* **Your instructions**
What is needed is an exact copy of all the data.

* **Information provided**
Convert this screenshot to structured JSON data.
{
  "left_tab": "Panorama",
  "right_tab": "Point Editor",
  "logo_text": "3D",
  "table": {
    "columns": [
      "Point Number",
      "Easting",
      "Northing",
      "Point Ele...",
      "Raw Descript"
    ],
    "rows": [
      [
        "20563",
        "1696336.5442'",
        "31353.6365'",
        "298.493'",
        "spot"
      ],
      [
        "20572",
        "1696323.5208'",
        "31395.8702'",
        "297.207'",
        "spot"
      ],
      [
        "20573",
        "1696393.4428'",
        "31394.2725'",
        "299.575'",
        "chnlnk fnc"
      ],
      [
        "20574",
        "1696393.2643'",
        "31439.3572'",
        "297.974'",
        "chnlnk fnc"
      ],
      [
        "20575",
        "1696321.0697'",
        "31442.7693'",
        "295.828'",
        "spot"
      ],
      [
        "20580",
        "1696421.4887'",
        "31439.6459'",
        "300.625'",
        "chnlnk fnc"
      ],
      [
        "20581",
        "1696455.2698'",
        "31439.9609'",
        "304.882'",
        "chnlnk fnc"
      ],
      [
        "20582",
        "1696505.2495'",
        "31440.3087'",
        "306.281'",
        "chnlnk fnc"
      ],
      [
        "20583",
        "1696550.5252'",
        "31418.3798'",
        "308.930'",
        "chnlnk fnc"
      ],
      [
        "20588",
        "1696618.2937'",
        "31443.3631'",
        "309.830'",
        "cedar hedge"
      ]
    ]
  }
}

* **Task output**
Convert this screenshot to structured JSON data.
{
  "left_tab": "Panorama",
  "right_tab": "Point Editor",
  "logo_text": "3D",
  "table": {
    "columns": [
      "Point Number",
      "Easting",
      "Northing",
      "Point Ele...",
      "Raw Descript"
    ],
    "rows": [
      [
        "20563",
        "1696336.5442'",
        "31353.6365'",
        "298.493'",
        "spot"
      ],
      [
        "20572",
        "1696323.5208'",
        "31395.8702'",
        "297.207'",
        "spot"
      ],
      [
        "20573",
        "1696393.4428'",
        "31394.2725'",
        "299.575'",
        "chnlnk fnc"
      ],
      [
        "20574",
        "1696393.2643'",
        "31439.3572'",
        "297.974'",
        "chnlnk fnc"
      ],
      [
        "20575",
        "1696321.0697'",
        "31442.7693'",
        "295.828'",
        "spot"
      ],
      [
        "20580",
        "1696421.4887'",
        "31439.6459'",
        "300.625'",
        "chnlnk fnc"
      ],
      [
        "20581",
        "1696455.2698'",
        "31439.9609'",
        "304.882'",
        "chnlnk fnc"
      ],
      [
        "20582",
        "1696505.2495'",
        "31440.3087'",
        "306.281'",
        "chnlnk fnc"
      ],
      [
        "20583",
        "1696550.5252'",
        "31418.3798'",
        "308.930'",
        "chnlnk fnc"
      ],
      [
        "20588",
        "1696618.2937'",
        "31443.3631'",
        "309.830'",
        "cedar hedge"
      ]
    ]
  }
}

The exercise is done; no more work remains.